3. Variant (occurs in sleep/rest. High risk of MI, cocaine use in young)

Rx: Increase O2. Nitrates (dilate vessels), B-blocker (decrease HR by reduce contractillity) C-channel blocker (increase O2 supply, vasodilate)

Discuss 3 types
1. Dilated (most common) caused by alcohol abuse, auto-immune disorders, post-partum issues, leads to CHF

2. Hypertrophic: thickening of heart walls, especially in septum, S/S = chest pain

3. Restrictive (least frequent) stiff heart muscles, cannot expand/contract

Rx: Dilated/Restrictive: treat like CHF, Hyper: myocardial ischemia

Overall, need new heart for all three issues
Rheumatic carditis
caused by strep throat that was not treated when younger. Needs long-term penicillin and surgery to replace damaged valves
Inflimation of pericardial sac around heart.

s/s: friction rub (heard L sternal border), pain, better with sitting up/forward. Elevated WBC, T-wave inversion

Rx: analgesics, anti-inflamatory agents, antibiotics, chronic: digoxin or pericardial window needs to be cut
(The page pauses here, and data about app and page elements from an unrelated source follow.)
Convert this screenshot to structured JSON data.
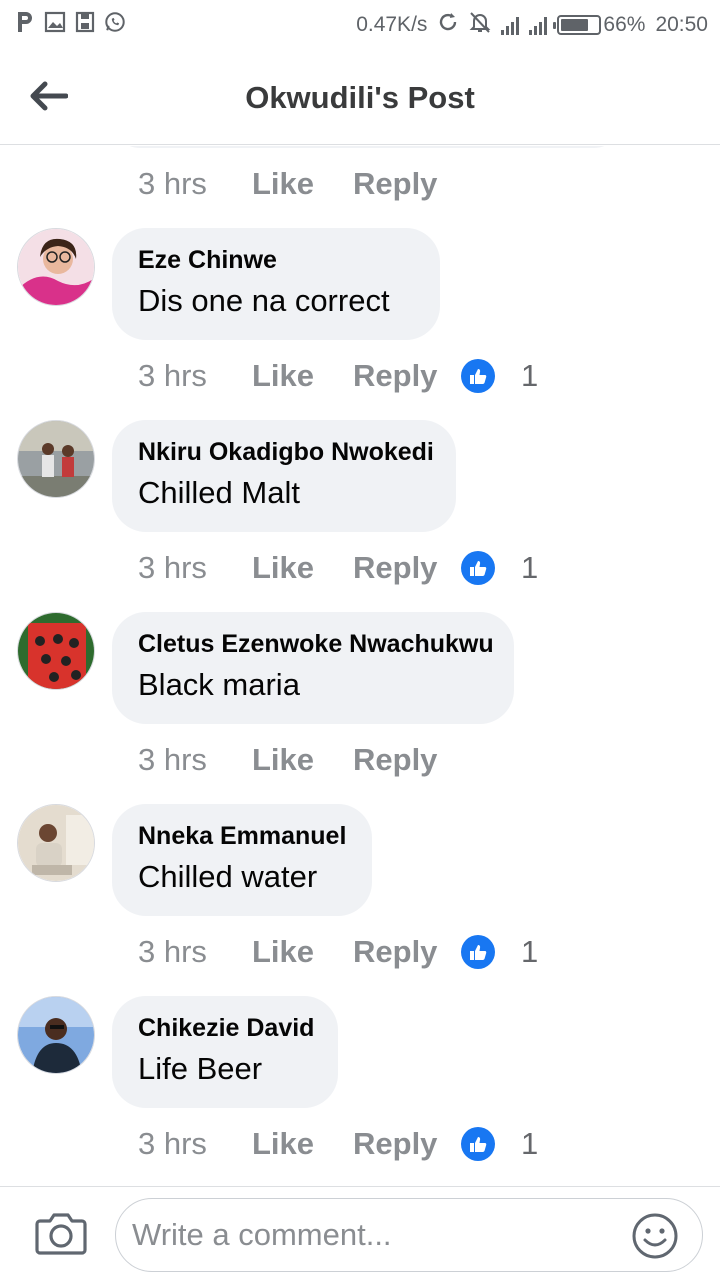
{
  "status_bar": {
    "left_icons": [
      "p-app-icon",
      "image-icon",
      "save-icon",
      "whatsapp-icon"
    ],
    "network_speed": "0.47K/s",
    "battery": "66%",
    "time": "20:50"
  },
  "header": {
    "title": "Okwudili's Post"
  },
  "top_meta": {
    "time": "3 hrs",
    "like": "Like",
    "reply": "Reply"
  },
  "comments": [
    {
      "author": "Eze Chinwe",
      "text": "Dis one na correct",
      "time": "3 hrs",
      "like": "Like",
      "reply": "Reply",
      "reactions": "1"
    },
    {
      "author": "Nkiru Okadigbo Nwokedi",
      "text": "Chilled Malt",
      "time": "3 hrs",
      "like": "Like",
      "reply": "Reply",
      "reactions": "1"
    },
    {
      "author": "Cletus Ezenwoke Nwachukwu",
      "text": "Black maria",
      "time": "3 hrs",
      "like": "Like",
      "reply": "Reply",
      "reactions": ""
    },
    {
      "author": "Nneka Emmanuel",
      "text": "Chilled water",
      "time": "3 hrs",
      "like": "Like",
      "reply": "Reply",
      "reactions": "1"
    },
    {
      "author": "Chikezie David",
      "text": "Life Beer",
      "time": "3 hrs",
      "like": "Like",
      "reply": "Reply",
      "reactions": "1"
    }
  ],
  "composer": {
    "placeholder": "Write a comment..."
  },
  "colors": {
    "accent": "#1877f2",
    "bubble": "#f0f2f5",
    "meta": "#8a8d91"
  }
}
Stent: leaves metal behing

Angioplasty: balloon only to push plaque against wall


Atheroma: blockage of vessel

Ischemia: lowered vessel diameter
#1 cause of RV failure
Lung disease
3 factors that control BP
1. cardiac output
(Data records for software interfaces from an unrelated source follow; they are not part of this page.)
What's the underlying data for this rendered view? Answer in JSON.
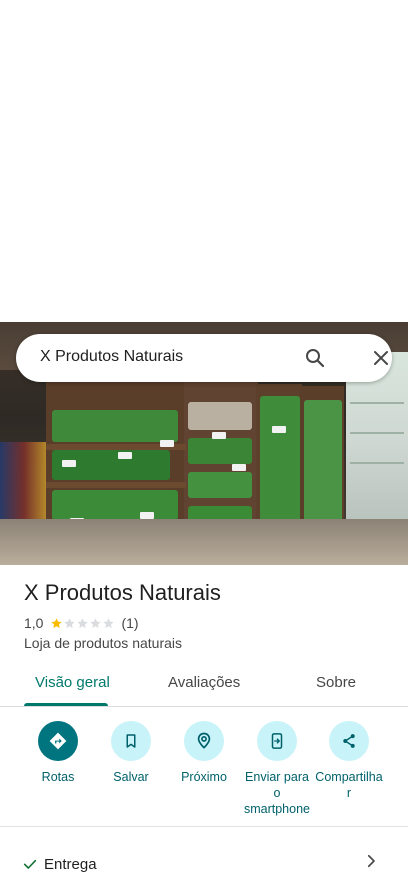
{
  "search": {
    "query": "X Produtos Naturais"
  },
  "place": {
    "title": "X Produtos Naturais",
    "rating": "1,0",
    "stars_filled": 1,
    "stars_total": 5,
    "review_count": "(1)",
    "category": "Loja de produtos naturais"
  },
  "tabs": [
    {
      "label": "Visão geral",
      "active": true
    },
    {
      "label": "Avaliações",
      "active": false
    },
    {
      "label": "Sobre",
      "active": false
    }
  ],
  "actions": [
    {
      "label": "Rotas",
      "icon": "directions-icon"
    },
    {
      "label": "Salvar",
      "icon": "bookmark-icon"
    },
    {
      "label": "Próximo",
      "icon": "nearby-icon"
    },
    {
      "label": "Enviar para o smartphone",
      "label_lines": [
        "Enviar para",
        "o",
        "smartphone"
      ],
      "icon": "send-to-phone-icon"
    },
    {
      "label": "Compartilhar",
      "label_lines": [
        "Compartilha",
        "r"
      ],
      "icon": "share-icon"
    }
  ],
  "details": {
    "delivery_label": "Entrega"
  },
  "colors": {
    "accent": "#00796b",
    "star": "#fbbc04",
    "action_bg": "#c8f3f8",
    "primary_action": "#00757f"
  }
}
2. peripheral resistance

3. blood volume
Troponin VS CK
Troponin: good <.5, bad >.8
Surge before, peaks @ 6 hours, stays 10-12 days

CK: good M<160, F<130
Surge 4-6 hours before, peaks w/in 24 hrs, returns w/in 48 hrs


Normal values
Total: 115-200

LDL: 80-190
HDL: 30-60

Want LDL/HDL to be 3/1

use and mechanism of action
Used within first 24 hours of MI to decrease HR, decrease ventricular dysrhythmias, decrease size of infarct
Calcium Channel Blockers

Use and Mechanism of Action
Used more with Angina than MI. Increase myocardial perfusion and dilate the coronary arteries. Also decrease contractility and rate, therefore decreasing O2 demand.

proceedure and nursing considerations
Uses dye to show vessels

Nursing considerations:
1. Bleeding at site
2. Stroke from artery breaking away
3. kidneys reacting to dye
4. shellfish allergies
Cardiac Catheterization

No dye like in the angiography, takes pictures instead

Define, S/S, Rx
infection of endocardium valves. usually w/ IV drug users, valve replacemnts, dental bacterials, e-coli, strep throat

s/s: fever, fatique, joint pain, weight loss, heart failure

Rx: valve replacement, penicillin for 6 weeks, prophalactics before dental work